Published: July 26, 2016 | Washington
In order to curb down security breaches across the world, more than 50 global experts have participated in the development of best practice guide for manufacturers to secure driverless cars and connected vehicles. The effort began in early 2016 when the 15 automaker members of the Auto-ISAC formed a working group to examine all cybersecurity aspects of the motor vehicle ecosystem.
Today’s vehicles do more to keep drivers secure and connected than ever before. However, connected vehicles must be designed and manufactured with security in mind. Therefore, members of the Automotive Information Sharing and Analysis Center (“Auto-ISAC”) released an overview of comprehensive Automotive Cybersecurity Best Practices (“Best Practices”) developed as a proactive measure to further enhance vehicle cybersecurity throughout the industry.
Auto-ISAC Chairman Tom Stricker of Toyota, said:
Automakers are committed to being proactive and will not wait for cyber threats to materialize into safety risks. The Best Practices initiative represents this commitment to proactive collaboration that our industry made when we stood up the Auto-ISAC last year. I’m proud of the way we have united in our endeavor to minimize the risks our consumers might face from cybersecurity and privacy threats.
The Best Practices provide deep technical and organizational breadth to support, develop, and improve defenses against potential cybersecurity threats of the motor vehicle ecosystem.
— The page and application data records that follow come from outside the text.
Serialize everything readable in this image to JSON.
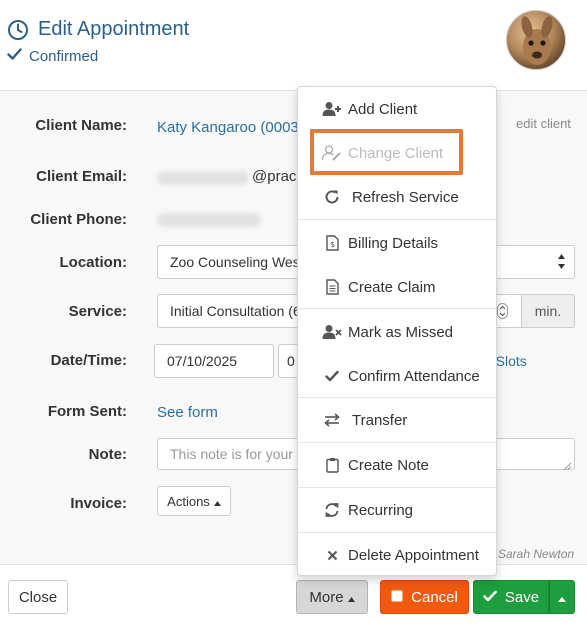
{
  "header": {
    "title": "Edit Appointment",
    "status": "Confirmed",
    "accent_color": "#2b5f8a"
  },
  "form": {
    "client_name": {
      "label": "Client Name:",
      "value": "Katy Kangaroo (0003"
    },
    "edit_client_link": "edit client",
    "client_email": {
      "label": "Client Email:",
      "value_suffix": "@prac"
    },
    "client_phone": {
      "label": "Client Phone:"
    },
    "location": {
      "label": "Location:",
      "value": "Zoo Counseling Wes"
    },
    "service": {
      "label": "Service:",
      "value": "Initial Consultation (6",
      "unit": "min."
    },
    "datetime": {
      "label": "Date/Time:",
      "date": "07/10/2025",
      "time_partial": "0",
      "slots_link": "n Slots"
    },
    "form_sent": {
      "label": "Form Sent:",
      "link": "See form"
    },
    "note": {
      "label": "Note:",
      "placeholder": "This note is for your"
    },
    "invoice": {
      "label": "Invoice:",
      "actions_label": "Actions"
    }
  },
  "menu": {
    "items": [
      {
        "label": "Add Client",
        "icon": "user-plus-icon",
        "disabled": false
      },
      {
        "label": "Change Client",
        "icon": "user-edit-icon",
        "disabled": true
      },
      {
        "label": "Refresh Service",
        "icon": "refresh-icon",
        "disabled": false
      },
      {
        "label": "Billing Details",
        "icon": "file-dollar-icon",
        "disabled": false
      },
      {
        "label": "Create Claim",
        "icon": "file-text-icon",
        "disabled": false
      },
      {
        "label": "Mark as Missed",
        "icon": "user-times-icon",
        "disabled": false
      },
      {
        "label": "Confirm Attendance",
        "icon": "check-icon",
        "disabled": false
      },
      {
        "label": "Transfer",
        "icon": "exchange-icon",
        "disabled": false
      },
      {
        "label": "Create Note",
        "icon": "clipboard-icon",
        "disabled": false
      },
      {
        "label": "Recurring",
        "icon": "recurring-icon",
        "disabled": false
      },
      {
        "label": "Delete Appointment",
        "icon": "times-icon",
        "disabled": false
      }
    ],
    "highlight_color": "#e07b39"
  },
  "footer": {
    "close_label": "Close",
    "more_label": "More",
    "cancel_label": "Cancel",
    "save_label": "Save",
    "signature": "Sarah Newton",
    "cancel_color": "#f05a0e",
    "save_color": "#1e9e3e"
  }
}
They are grounded in ISO, NIST and other established cybersecurity frameworks but are tailored to the motor vehicle. Auto-ISAC members have committed to continuously enhancing the Best Practices over time to keep pace with the constantly evolving cyber landscape.
The creation of Best Practices follows the release of the Framework for Automotive Cybersecurity Best Practices jointly released by the Alliance of Automobile Manufacturers (“Auto Alliance”) and the Association of Global Automakers (“Global Automakers”) in January 2016. The Auto-ISAC coordinated with both organizations throughout the Best Practices development.
The auto industry has been successful in galvanizing collaboration to address product and data security before a major cyber incident has taken place. In November 2014, members of both the Auto Alliance and Global Automakers voluntarily adopted Privacy Principles that will govern data retrieved from vehicles. The auto industry was the first in the Internet of Things ecosystem to take such a firm stance on customer data use.
Source: Alliance of Automobile Manufacturers